Birth Control Options
What is it?
The cervical cap is a reusable barrier method of birth control that fits inside the vagina. It is a thimble-shaped silicone cap that fits snugly over the cervix, preventing sperm from getting inside.
- The cervical cap should always be used with a spermicide
- Women must have the cervical cap properly fitted by a health professional. This ensures the correct size so it will stay in place.
How does it work?
When positioned properly, the cervical cap places a physical barrier between the sperm and the cervix so that the sperm cannot reach the egg. The spermicide works to destroy sperm on contact.
- The cervical cap must be left in the vagina for 6- 8 hours after sex
- After use, the cervical cap can be washed with mild soap and water, air dried and stored in its case away from excessive heat and light
- Before each use it should be inspected for any small holes or tears
- If properly cared for, most cervical caps will last for 1 to 2 years
How effective is it?
There is a difference in effectiveness when used by women who have already given birth and women who have not:
- For women who have not given birth, the cervical cap is 91% effective with perfect use. With typical use, it is about 80% effective in preventing pregnancy.
- For women who have previously given birth, the cervical cap is significantly less effective: 74% effective with perfect use, and 60% effective with typical use.
What are the advantages?
- Does not contain hormones
- Provides some protection against certain sexually transmitted infections (STIs)
- Can be used in combination with a male condom to increase birth control effectiveness and to protect against STIs
- Offers women privacy and control because it can be inserted up to 6 hours before sex
What are the disadvantages?
- Requires proper insertion technique
- Cannot be used by people who are allergic to spermicides
- Does not protect against certain sexually transmitted infections
- Should not be used during menstruation (period)
- May cause vaginal odour and discharge
- In rare cases, the cervical cap may cause toxic shock syndrome if it is not removed within 48 hours

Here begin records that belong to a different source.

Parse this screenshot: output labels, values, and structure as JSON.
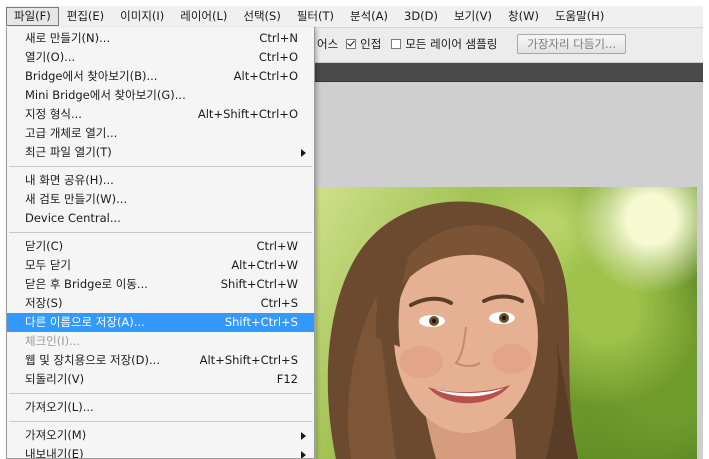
{
  "menubar": {
    "items": [
      "파일(F)",
      "편집(E)",
      "이미지(I)",
      "레이어(L)",
      "선택(S)",
      "필터(T)",
      "분석(A)",
      "3D(D)",
      "보기(V)",
      "창(W)",
      "도움말(H)"
    ]
  },
  "options": {
    "partial_label": "어스",
    "contiguous_label": "인접",
    "sample_all_label": "모든 레이어 샘플링",
    "refine_button": "가장자리 다듬기..."
  },
  "filemenu": {
    "group1": [
      {
        "label": "새로 만들기(N)...",
        "shortcut": "Ctrl+N"
      },
      {
        "label": "열기(O)...",
        "shortcut": "Ctrl+O"
      },
      {
        "label": "Bridge에서 찾아보기(B)...",
        "shortcut": "Alt+Ctrl+O"
      },
      {
        "label": "Mini Bridge에서 찾아보기(G)...",
        "shortcut": ""
      },
      {
        "label": "지정 형식...",
        "shortcut": "Alt+Shift+Ctrl+O"
      },
      {
        "label": "고급 개체로 열기...",
        "shortcut": ""
      },
      {
        "label": "최근 파일 열기(T)",
        "shortcut": ""
      }
    ],
    "group2": [
      {
        "label": "내 화면 공유(H)...",
        "shortcut": ""
      },
      {
        "label": "새 검토 만들기(W)...",
        "shortcut": ""
      },
      {
        "label": "Device Central...",
        "shortcut": ""
      }
    ],
    "group3": [
      {
        "label": "닫기(C)",
        "shortcut": "Ctrl+W"
      },
      {
        "label": "모두 닫기",
        "shortcut": "Alt+Ctrl+W"
      },
      {
        "label": "닫은 후 Bridge로 이동...",
        "shortcut": "Shift+Ctrl+W"
      },
      {
        "label": "저장(S)",
        "shortcut": "Ctrl+S"
      },
      {
        "label": "다른 이름으로 저장(A)...",
        "shortcut": "Shift+Ctrl+S"
      },
      {
        "label": "체크인(I)...",
        "shortcut": ""
      },
      {
        "label": "웹 및 장치용으로 저장(D)...",
        "shortcut": "Alt+Shift+Ctrl+S"
      },
      {
        "label": "되돌리기(V)",
        "shortcut": "F12"
      }
    ],
    "group4": [
      {
        "label": "가져오기(L)...",
        "shortcut": ""
      }
    ],
    "group5": [
      {
        "label": "가져오기(M)",
        "shortcut": ""
      },
      {
        "label": "내보내기(E)",
        "shortcut": ""
      }
    ]
  },
  "colors": {
    "highlight": "#3399ff",
    "menu_bg": "#f5f5f5",
    "workspace": "#cfcfcf"
  }
}
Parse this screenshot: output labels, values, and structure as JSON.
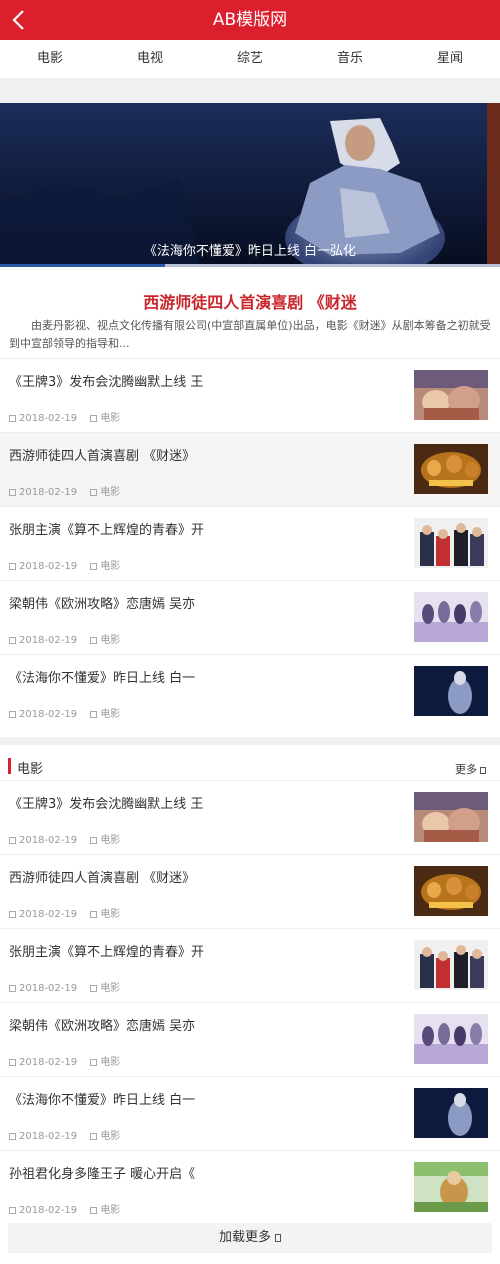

- May become dislodged during intercourse (See Emergency Contraception)
- Must be fitted and prescribed by a health professional